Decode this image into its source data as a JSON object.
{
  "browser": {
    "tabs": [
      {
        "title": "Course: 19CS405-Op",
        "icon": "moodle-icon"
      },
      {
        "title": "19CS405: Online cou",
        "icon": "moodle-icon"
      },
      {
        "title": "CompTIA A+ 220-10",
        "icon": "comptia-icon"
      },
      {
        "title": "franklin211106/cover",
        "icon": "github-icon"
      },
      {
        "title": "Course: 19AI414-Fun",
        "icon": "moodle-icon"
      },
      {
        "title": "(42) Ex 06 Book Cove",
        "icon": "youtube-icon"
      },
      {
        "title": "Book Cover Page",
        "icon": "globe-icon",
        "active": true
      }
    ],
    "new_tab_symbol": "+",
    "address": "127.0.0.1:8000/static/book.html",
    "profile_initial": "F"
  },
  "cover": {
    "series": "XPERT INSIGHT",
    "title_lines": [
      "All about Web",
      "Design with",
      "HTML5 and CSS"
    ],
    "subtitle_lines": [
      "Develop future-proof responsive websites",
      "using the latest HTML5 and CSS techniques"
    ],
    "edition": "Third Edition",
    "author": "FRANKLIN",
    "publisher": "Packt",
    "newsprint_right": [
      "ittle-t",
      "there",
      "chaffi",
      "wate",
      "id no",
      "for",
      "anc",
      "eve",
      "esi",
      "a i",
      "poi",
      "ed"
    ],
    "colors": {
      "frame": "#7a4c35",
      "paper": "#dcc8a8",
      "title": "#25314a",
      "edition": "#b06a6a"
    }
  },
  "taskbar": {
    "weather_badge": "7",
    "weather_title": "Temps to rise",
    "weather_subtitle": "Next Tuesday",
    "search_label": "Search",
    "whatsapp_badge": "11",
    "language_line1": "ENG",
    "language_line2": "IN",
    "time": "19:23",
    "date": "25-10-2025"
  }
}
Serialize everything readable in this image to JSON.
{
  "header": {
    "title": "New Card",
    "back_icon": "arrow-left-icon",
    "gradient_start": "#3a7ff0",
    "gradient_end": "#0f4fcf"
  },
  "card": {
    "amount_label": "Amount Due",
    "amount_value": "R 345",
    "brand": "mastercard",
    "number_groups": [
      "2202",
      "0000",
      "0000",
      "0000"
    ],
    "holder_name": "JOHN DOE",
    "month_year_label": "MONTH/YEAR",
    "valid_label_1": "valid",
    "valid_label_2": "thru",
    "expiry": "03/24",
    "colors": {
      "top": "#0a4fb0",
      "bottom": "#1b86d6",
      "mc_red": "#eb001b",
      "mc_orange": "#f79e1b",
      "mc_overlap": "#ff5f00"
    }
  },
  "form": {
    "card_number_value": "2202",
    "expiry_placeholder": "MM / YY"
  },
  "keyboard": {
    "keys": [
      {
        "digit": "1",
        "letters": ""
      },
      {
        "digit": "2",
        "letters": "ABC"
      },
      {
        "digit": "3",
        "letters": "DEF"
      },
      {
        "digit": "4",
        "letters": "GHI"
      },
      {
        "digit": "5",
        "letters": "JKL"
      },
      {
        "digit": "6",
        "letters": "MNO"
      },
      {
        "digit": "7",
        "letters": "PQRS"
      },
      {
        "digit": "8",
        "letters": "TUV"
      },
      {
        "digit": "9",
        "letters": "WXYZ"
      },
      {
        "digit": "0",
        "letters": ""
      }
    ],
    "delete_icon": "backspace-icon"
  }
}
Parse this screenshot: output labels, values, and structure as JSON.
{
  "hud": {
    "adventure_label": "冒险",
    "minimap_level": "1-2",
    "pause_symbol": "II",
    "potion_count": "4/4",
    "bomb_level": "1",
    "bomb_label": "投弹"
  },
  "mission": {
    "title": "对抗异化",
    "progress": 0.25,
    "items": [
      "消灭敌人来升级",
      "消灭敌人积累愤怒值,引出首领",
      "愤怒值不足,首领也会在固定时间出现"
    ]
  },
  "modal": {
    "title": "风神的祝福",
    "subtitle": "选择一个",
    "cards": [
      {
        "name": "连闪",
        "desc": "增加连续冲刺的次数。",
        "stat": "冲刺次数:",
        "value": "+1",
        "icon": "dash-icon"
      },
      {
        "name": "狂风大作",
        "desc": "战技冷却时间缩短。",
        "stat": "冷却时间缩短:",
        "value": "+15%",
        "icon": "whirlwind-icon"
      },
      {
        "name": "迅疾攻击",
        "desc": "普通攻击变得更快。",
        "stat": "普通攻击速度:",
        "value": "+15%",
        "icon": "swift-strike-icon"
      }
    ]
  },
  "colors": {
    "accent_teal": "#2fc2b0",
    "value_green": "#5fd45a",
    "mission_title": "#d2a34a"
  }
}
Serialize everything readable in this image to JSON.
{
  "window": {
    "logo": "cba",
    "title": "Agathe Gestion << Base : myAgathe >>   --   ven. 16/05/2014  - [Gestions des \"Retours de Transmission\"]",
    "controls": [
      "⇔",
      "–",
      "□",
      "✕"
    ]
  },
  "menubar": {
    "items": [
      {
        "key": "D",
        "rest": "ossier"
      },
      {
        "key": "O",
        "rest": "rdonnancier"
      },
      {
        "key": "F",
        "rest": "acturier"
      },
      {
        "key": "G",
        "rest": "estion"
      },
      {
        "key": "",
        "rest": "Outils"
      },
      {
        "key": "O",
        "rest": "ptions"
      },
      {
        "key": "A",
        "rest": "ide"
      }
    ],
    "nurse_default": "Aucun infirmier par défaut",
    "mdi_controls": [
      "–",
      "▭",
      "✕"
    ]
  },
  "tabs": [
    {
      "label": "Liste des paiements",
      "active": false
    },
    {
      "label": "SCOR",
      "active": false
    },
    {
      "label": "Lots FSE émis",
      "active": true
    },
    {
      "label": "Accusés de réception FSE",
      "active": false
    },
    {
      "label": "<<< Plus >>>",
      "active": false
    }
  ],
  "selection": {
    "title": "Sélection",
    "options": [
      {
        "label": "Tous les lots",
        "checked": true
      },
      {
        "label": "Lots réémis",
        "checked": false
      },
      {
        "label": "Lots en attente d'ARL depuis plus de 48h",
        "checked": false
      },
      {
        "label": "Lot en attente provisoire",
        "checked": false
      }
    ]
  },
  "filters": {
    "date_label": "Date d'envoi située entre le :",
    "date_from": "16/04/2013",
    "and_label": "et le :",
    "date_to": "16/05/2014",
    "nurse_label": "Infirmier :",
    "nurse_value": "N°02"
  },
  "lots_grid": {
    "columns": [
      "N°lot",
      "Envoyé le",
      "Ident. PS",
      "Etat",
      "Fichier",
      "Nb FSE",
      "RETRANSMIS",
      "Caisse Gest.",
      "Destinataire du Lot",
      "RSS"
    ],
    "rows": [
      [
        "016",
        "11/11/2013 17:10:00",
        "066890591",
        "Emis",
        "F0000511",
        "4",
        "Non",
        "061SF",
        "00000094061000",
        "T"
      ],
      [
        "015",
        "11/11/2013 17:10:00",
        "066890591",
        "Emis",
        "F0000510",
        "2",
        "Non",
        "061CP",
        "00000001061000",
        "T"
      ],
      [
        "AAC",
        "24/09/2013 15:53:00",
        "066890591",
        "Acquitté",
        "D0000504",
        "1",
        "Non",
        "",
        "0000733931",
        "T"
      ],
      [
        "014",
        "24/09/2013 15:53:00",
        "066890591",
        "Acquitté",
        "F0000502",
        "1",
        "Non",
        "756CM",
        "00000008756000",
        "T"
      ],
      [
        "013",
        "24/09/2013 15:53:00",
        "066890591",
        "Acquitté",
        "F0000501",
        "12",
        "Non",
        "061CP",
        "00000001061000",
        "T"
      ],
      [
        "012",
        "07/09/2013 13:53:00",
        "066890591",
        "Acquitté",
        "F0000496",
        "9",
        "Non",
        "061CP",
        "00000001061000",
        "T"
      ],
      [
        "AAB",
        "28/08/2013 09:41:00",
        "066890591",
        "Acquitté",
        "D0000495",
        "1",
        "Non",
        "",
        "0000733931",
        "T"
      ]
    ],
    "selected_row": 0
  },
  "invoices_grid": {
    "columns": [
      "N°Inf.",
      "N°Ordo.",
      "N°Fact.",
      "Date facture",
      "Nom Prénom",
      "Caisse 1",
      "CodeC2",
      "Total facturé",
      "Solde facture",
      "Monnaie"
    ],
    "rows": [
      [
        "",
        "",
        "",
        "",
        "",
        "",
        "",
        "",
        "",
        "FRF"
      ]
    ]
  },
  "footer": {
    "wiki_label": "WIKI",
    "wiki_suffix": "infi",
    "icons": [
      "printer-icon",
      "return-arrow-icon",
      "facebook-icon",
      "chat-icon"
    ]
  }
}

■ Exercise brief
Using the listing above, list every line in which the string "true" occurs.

■ Response box
        "active": true
      "active": true
        "checked": true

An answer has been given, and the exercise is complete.